I will explain what is meant by Deviation. I dare say you are well aware that if iron is brought close to a magnet, the two come together, as if with a slight force, showing attraction; you already know (p. 15-17) that the ends of the magnetic needle have different polarities, but so has a bar of soft iron when held vertically; and iron, when in any position, if near a compass, will affect it to a greater or less extent. Ships called composite (partly wood and partly iron), and such as are built wholly of iron, are strongly magnetic, and the effect on the compass is that it produces an error called Deviation; not that it is an error, strictly speaking, for the compass is only acting in obedience to a law of magnetism, but for the practical purposes of navigation it may be an error leading to serious consequences. Now, exactly as the magnetic needle, unaffected by local surroundings, points to the magnetic pole, forming an angle with the true meridian, so, in like manner, the same needle, when under the influence of an iron ship's magnetism, forms an angle with the magnetic meridian; and this is called the Deviation Op The Compass.
As I shall have, at a later period, to draw your attention more particularly to the magnetic character of a ship, I shall here speak only of the effect of Deviation on the compass, and the method of applying the error arising from it.
Unlike Variation, which, for any given place, is of the same amount, and in the same direction on every point of the compass, Deviation attains its greatest value on two nearly opposite points of the compass, and also, somewhere between these two points are two other points on which there is little or no Deviation; nearly half round the compass, from one point of no Deviation to the other, the Deviation is called Easterly, because the needle lies to the right of the magnetic meridian; between the same two points, on the other part of the compass, the Deviation is called Westerly, because the needle then lies to the left of the magnetic meridian. A glance at the following Deviation Card will illustrate this. N.E. by N. and S. by W. are the points of no Deviation; between them, round by eastward, the Deviation is Westerly, and it attains its greatest amount at S.E. by E.; from the same two points, but round by westward, the Deviation is Easterly, and attains its greatest amount at W. by S. Thus the Deviation differs, not only in amount but in name, for different directions of the ship's head. Also, bear in mind that every iron ship's compass has deviation peculiar to itself, the direction and amount of which for its various points must be ascertained by what is called swinging ship for the errors of the compass.
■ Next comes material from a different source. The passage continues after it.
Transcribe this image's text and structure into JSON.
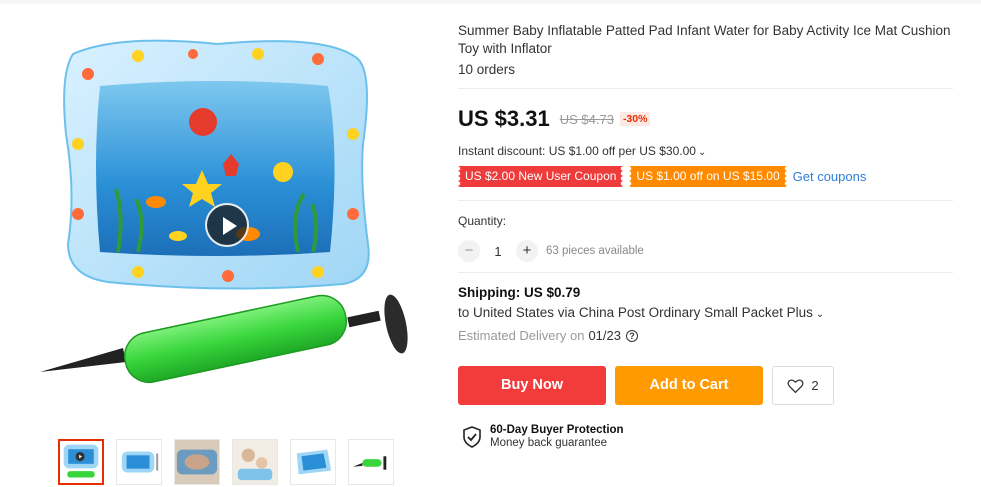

But our present purpose is to know how to apply the Deviation, and the rule is somewhat similar to that we use when correcting for Variation of the compass.
I must, however, in the first place introduce to your notice a term we have not as yet required, viz., Correct Magnetic. You can understand that before